In Bossier City, fireworks can’t be sold or discharged until this Friday, the 23rd.

You may use fireworks in Shreveport until 10 p.m. each day, except for New Year’s Eve, when the hours are extended until 1 a.m. on New Year’s Day.

In Bossier City, the hours are 10 a.m. til 10 p.m. each day except New Year’s — when you can discharge fireworks until 12:30 that morning.

Bossier and Shreveport police remind you that it is illegal to fire a weapon into the air to ring in the new year.

Shreveport Police Sgt. Bill Goodin says what goes up must come down, and in some cases might end up hitting and wounding — possibly even killing — someone.

Fireworks Safety Tips from Kids Health

  • Kids should never play with fireworks. Things like firecrackers, rockets, and sparklers are just too dangerous. If you give kids sparklers, make sure they keep them outside and away from the face, clothing, and hair. Sparklers can reach 1,800° Fahrenheit (982° Celsius) — hot enough to melt gold.


  • Buy only legal fireworks (legal fireworks have a label with the manufacturer's name and directions; illegal ones are unlabeled), and store them in a cool, dry place. Illegal fireworks usually go by the names M-80, M100, blockbuster, or quarterpounder. These explosives were banned in 1966, but still account for many fireworks injuries.


  • Never try to make your own fireworks.


  • Always use fireworks outside and have a bucket of water and a hose nearby in case of accidents.


  • Steer clear of others — fireworks have been known to backfire or shoot off in the wrong direction. Never throw or point fireworks at someone, even in jest.


  • Don't hold fireworks in your hand or have any part of your body over them while lighting. Wear some sort of eye protection, and avoid carrying fireworks in your pocket — the friction could set them off.


  • Point fireworks away from homes, and keep away from brush and leaves and flammable substances. The National Fire Protection Association estimates that local fire departments respond to more 50,000 fires caused by fireworks each year.


  • Light one firework at a time (not in glass or metal containers), and never relight a dud.


  • Don't allow kids to pick up pieces of fireworks after an event. Some may still be ignited and can explode at any time.


  • Soak all fireworks in a bucket of water before throwing them in the trash can.


  • Think about your pet. Animals have sensitive ears and can be extremely frightened or stressed around fireworks.

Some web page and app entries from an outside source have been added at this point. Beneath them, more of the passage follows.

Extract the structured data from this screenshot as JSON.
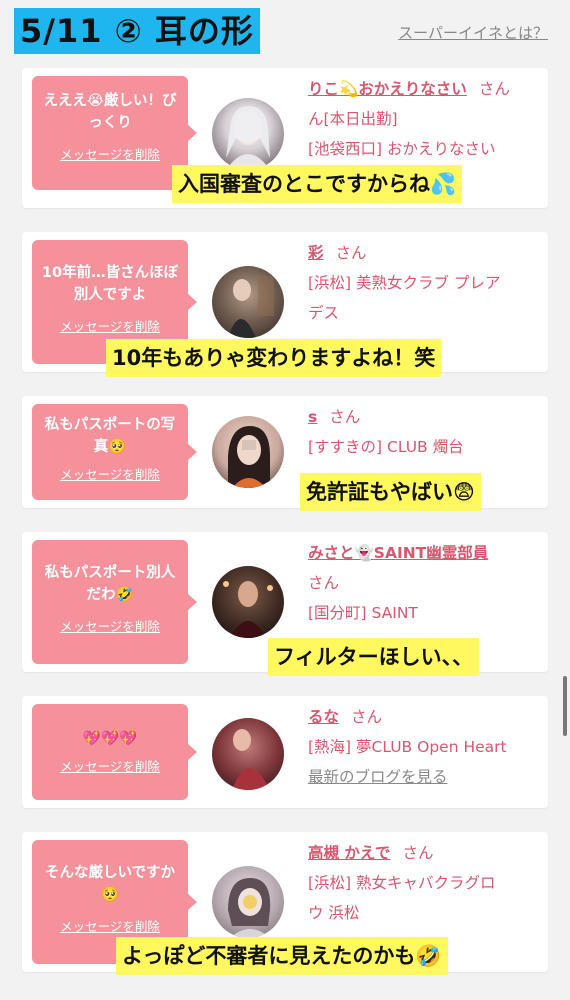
{
  "header": {
    "title": "5/11 ② 耳の形",
    "link": "スーパーイイネとは？"
  },
  "cards": [
    {
      "message": "えええ😭厳しい！びっくり",
      "delete_label": "メッセージを削除",
      "name": "りこ💫おかえりなさい",
      "honorific": "さん",
      "lines": [
        "ん[本日出勤]",
        "[池袋西口] おかえりなさい"
      ],
      "caption": "入国審査のとこですからね💦"
    },
    {
      "message": "10年前…皆さんほぼ別人ですよ",
      "delete_label": "メッセージを削除",
      "name": "彩",
      "honorific": "さん",
      "lines": [
        "[浜松] 美熟女クラブ プレア",
        "デス"
      ],
      "caption": "10年もありゃ変わりますよね！笑"
    },
    {
      "message": "私もパスポートの写真🥺",
      "delete_label": "メッセージを削除",
      "name": "s",
      "honorific": "さん",
      "lines": [
        "[すすきの] CLUB 燭台"
      ],
      "caption": "免許証もやばい😨"
    },
    {
      "message": "私もパスポート別人だわ🤣",
      "delete_label": "メッセージを削除",
      "name": "みさと👻SAINT幽霊部員",
      "honorific": "さん",
      "lines": [
        "さん",
        "[国分町] SAINT"
      ],
      "caption": "フィルターほしい、、"
    },
    {
      "message": "💖💖💖",
      "delete_label": "メッセージを削除",
      "name": "るな",
      "honorific": "さん",
      "lines": [
        "[熱海] 夢CLUB Open Heart"
      ],
      "blog": "最新のブログを見る",
      "caption": ""
    },
    {
      "message": "そんな厳しいですか🥺",
      "delete_label": "メッセージを削除",
      "name": "高槻 かえで",
      "honorific": "さん",
      "lines": [
        "[浜松] 熟女キャバクラグロ",
        "ウ 浜松"
      ],
      "caption": "よっぽど不審者に見えたのかも🤣"
    }
  ],
  "colors": {
    "accent_pink": "#f4919b",
    "link_pink": "#d9576e",
    "title_bg": "#1fb6f0",
    "caption_bg": "#fff85e"
  }
}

Keep pets indoors to reduce the risk that they'll run loose or get injured.

If a child is injured by fireworks, immediately go to a doctor or hospital. If an eye injury occurs, don't allow your child to touch or rub it, as this may cause even more damage. Also, don't flush the eye out with

water or attempt to put any ointment on it. Instead, cut out the bottom of a paper cup, place it around the eye, and immediately seek medical attention — your child's eyesight may depend on it.

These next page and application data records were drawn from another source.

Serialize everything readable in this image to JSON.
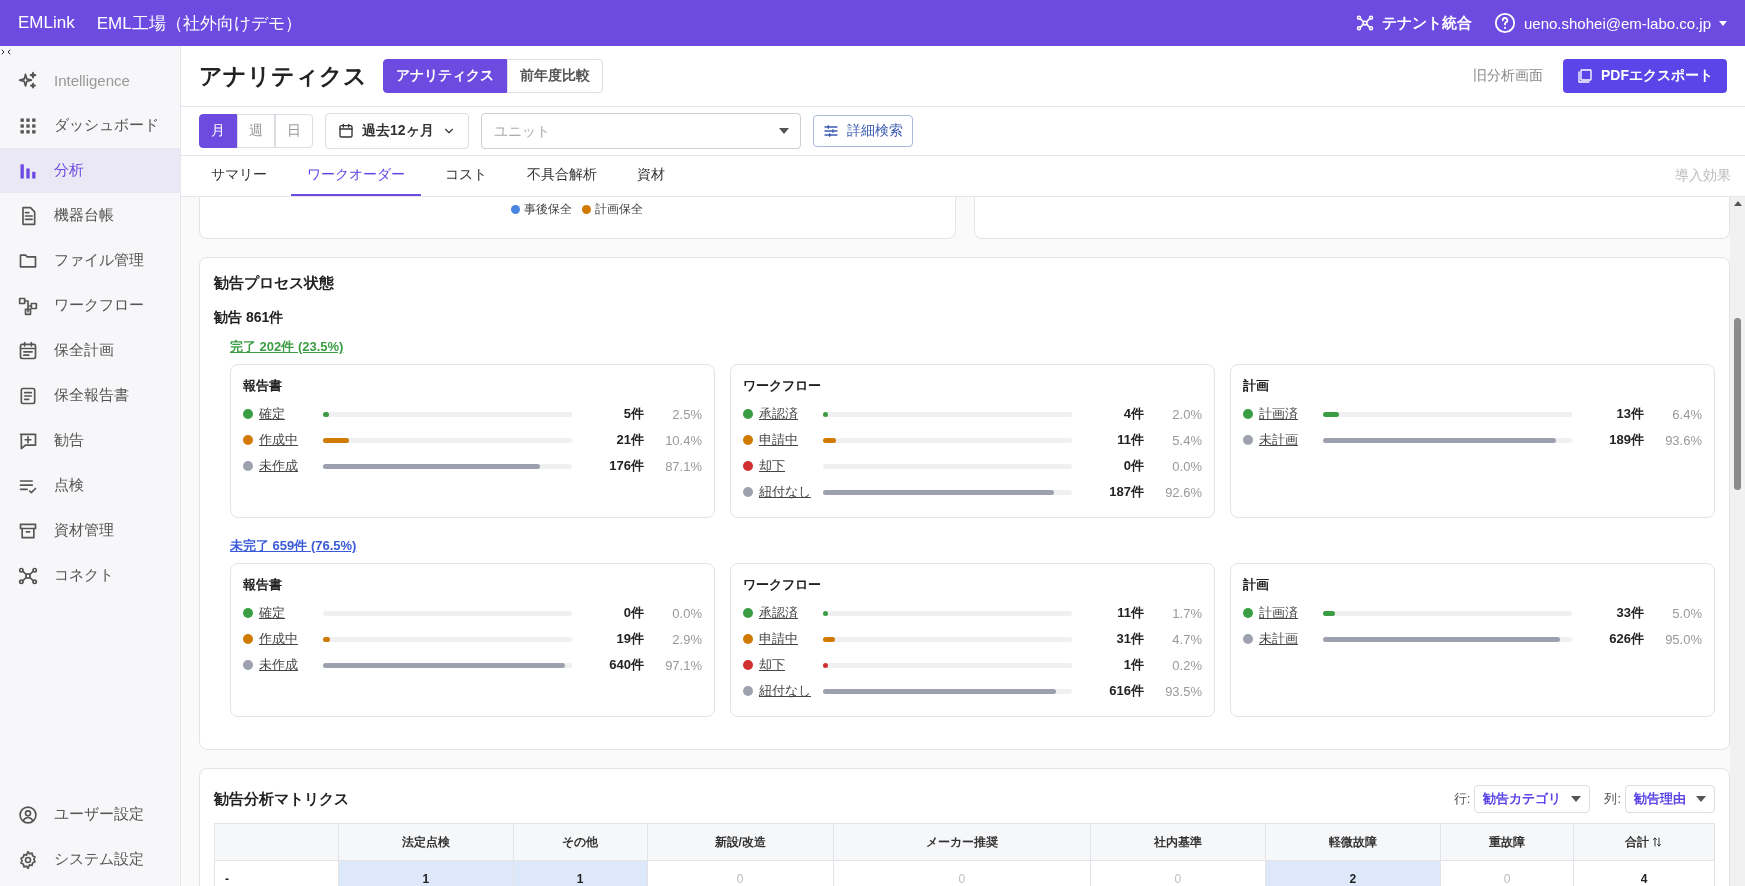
{
  "topbar": {
    "brand": "EMLink",
    "workspace": "EML工場（社外向けデモ）",
    "tenant": "テナント統合",
    "user": "ueno.shohei@em-labo.co.jp"
  },
  "sidebar": {
    "items": [
      {
        "label": "Intelligence",
        "selected": false,
        "disabled": true
      },
      {
        "label": "ダッシュボード",
        "selected": false,
        "disabled": false
      },
      {
        "label": "分析",
        "selected": true,
        "disabled": false
      },
      {
        "label": "機器台帳",
        "selected": false,
        "disabled": false
      },
      {
        "label": "ファイル管理",
        "selected": false,
        "disabled": false
      },
      {
        "label": "ワークフロー",
        "selected": false,
        "disabled": false
      },
      {
        "label": "保全計画",
        "selected": false,
        "disabled": false
      },
      {
        "label": "保全報告書",
        "selected": false,
        "disabled": false
      },
      {
        "label": "勧告",
        "selected": false,
        "disabled": false
      },
      {
        "label": "点検",
        "selected": false,
        "disabled": false
      },
      {
        "label": "資材管理",
        "selected": false,
        "disabled": false
      },
      {
        "label": "コネクト",
        "selected": false,
        "disabled": false
      }
    ],
    "bottom_items": [
      {
        "label": "ユーザー設定",
        "selected": false
      },
      {
        "label": "システム設定",
        "selected": false
      }
    ]
  },
  "header": {
    "title": "アナリティクス",
    "modes": [
      {
        "label": "アナリティクス",
        "selected": true
      },
      {
        "label": "前年度比較",
        "selected": false
      }
    ],
    "old_link": "旧分析画面",
    "export_button": "PDFエクスポート"
  },
  "filters": {
    "periods": [
      {
        "label": "月",
        "selected": true
      },
      {
        "label": "週",
        "selected": false
      },
      {
        "label": "日",
        "selected": false
      }
    ],
    "range": "過去12ヶ月",
    "unit_placeholder": "ユニット",
    "advanced_button": "詳細検索"
  },
  "tabs": [
    {
      "label": "サマリー",
      "selected": false
    },
    {
      "label": "ワークオーダー",
      "selected": true
    },
    {
      "label": "コスト",
      "selected": false
    },
    {
      "label": "不具合解析",
      "selected": false
    },
    {
      "label": "資材",
      "selected": false
    }
  ],
  "tab_right": {
    "label": "導入効果",
    "disabled": true
  },
  "top_legend": [
    {
      "label": "事後保全",
      "color": "#4a86e0"
    },
    {
      "label": "計画保全",
      "color": "#d17a00"
    }
  ],
  "process": {
    "title": "勧告プロセス状態",
    "total": "勧告 861件",
    "groups": [
      {
        "label": "完了 202件 (23.5%)",
        "kind": "done",
        "cards": [
          {
            "title": "報告書",
            "rows": [
              {
                "label": "確定",
                "color": "#3a9d44",
                "level": 0.025,
                "count": "5件",
                "pct": "2.5%"
              },
              {
                "label": "作成中",
                "color": "#d17a00",
                "level": 0.104,
                "count": "21件",
                "pct": "10.4%"
              },
              {
                "label": "未作成",
                "color": "#9ca1ad",
                "level": 0.871,
                "count": "176件",
                "pct": "87.1%"
              }
            ]
          },
          {
            "title": "ワークフロー",
            "rows": [
              {
                "label": "承認済",
                "color": "#3a9d44",
                "level": 0.02,
                "count": "4件",
                "pct": "2.0%"
              },
              {
                "label": "申請中",
                "color": "#d17a00",
                "level": 0.054,
                "count": "11件",
                "pct": "5.4%"
              },
              {
                "label": "却下",
                "color": "#d03030",
                "level": 0,
                "count": "0件",
                "pct": "0.0%"
              },
              {
                "label": "紐付なし",
                "color": "#9ca1ad",
                "level": 0.926,
                "count": "187件",
                "pct": "92.6%"
              }
            ]
          },
          {
            "title": "計画",
            "rows": [
              {
                "label": "計画済",
                "color": "#3a9d44",
                "level": 0.064,
                "count": "13件",
                "pct": "6.4%"
              },
              {
                "label": "未計画",
                "color": "#9ca1ad",
                "level": 0.936,
                "count": "189件",
                "pct": "93.6%"
              }
            ]
          }
        ]
      },
      {
        "label": "未完了 659件 (76.5%)",
        "kind": "open",
        "cards": [
          {
            "title": "報告書",
            "rows": [
              {
                "label": "確定",
                "color": "#3a9d44",
                "level": 0,
                "count": "0件",
                "pct": "0.0%"
              },
              {
                "label": "作成中",
                "color": "#d17a00",
                "level": 0.029,
                "count": "19件",
                "pct": "2.9%"
              },
              {
                "label": "未作成",
                "color": "#9ca1ad",
                "level": 0.971,
                "count": "640件",
                "pct": "97.1%"
              }
            ]
          },
          {
            "title": "ワークフロー",
            "rows": [
              {
                "label": "承認済",
                "color": "#3a9d44",
                "level": 0.017,
                "count": "11件",
                "pct": "1.7%"
              },
              {
                "label": "申請中",
                "color": "#d17a00",
                "level": 0.047,
                "count": "31件",
                "pct": "4.7%"
              },
              {
                "label": "却下",
                "color": "#d03030",
                "level": 0.002,
                "count": "1件",
                "pct": "0.2%"
              },
              {
                "label": "紐付なし",
                "color": "#9ca1ad",
                "level": 0.935,
                "count": "616件",
                "pct": "93.5%"
              }
            ]
          },
          {
            "title": "計画",
            "rows": [
              {
                "label": "計画済",
                "color": "#3a9d44",
                "level": 0.05,
                "count": "33件",
                "pct": "5.0%"
              },
              {
                "label": "未計画",
                "color": "#9ca1ad",
                "level": 0.95,
                "count": "626件",
                "pct": "95.0%"
              }
            ]
          }
        ]
      }
    ]
  },
  "matrix": {
    "title": "勧告分析マトリクス",
    "row_label": "行:",
    "row_select": "勧告カテゴリ",
    "col_label": "列:",
    "col_select": "勧告理由",
    "columns": [
      "法定点検",
      "その他",
      "新設/改造",
      "メーカー推奨",
      "社内基準",
      "軽微故障",
      "重故障",
      "合計"
    ],
    "rows": [
      {
        "label": "-",
        "cells": [
          {
            "text": "1",
            "highlighted": true
          },
          {
            "text": "1",
            "highlighted": true
          },
          {
            "text": "0",
            "highlighted": false
          },
          {
            "text": "0",
            "highlighted": false
          },
          {
            "text": "0",
            "highlighted": false
          },
          {
            "text": "2",
            "highlighted": true
          },
          {
            "text": "0",
            "highlighted": false
          }
        ],
        "total": "4"
      }
    ]
  }
}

If it's a burn, remove clothing from the burned area and run cool, not cold, water over the burn (do not use ice). Call your doctor immediately.

Fireworks are meant to be enjoyed, but you'll enjoy them much more knowing your family is safe. Take extra precautions and your holiday will be a blast!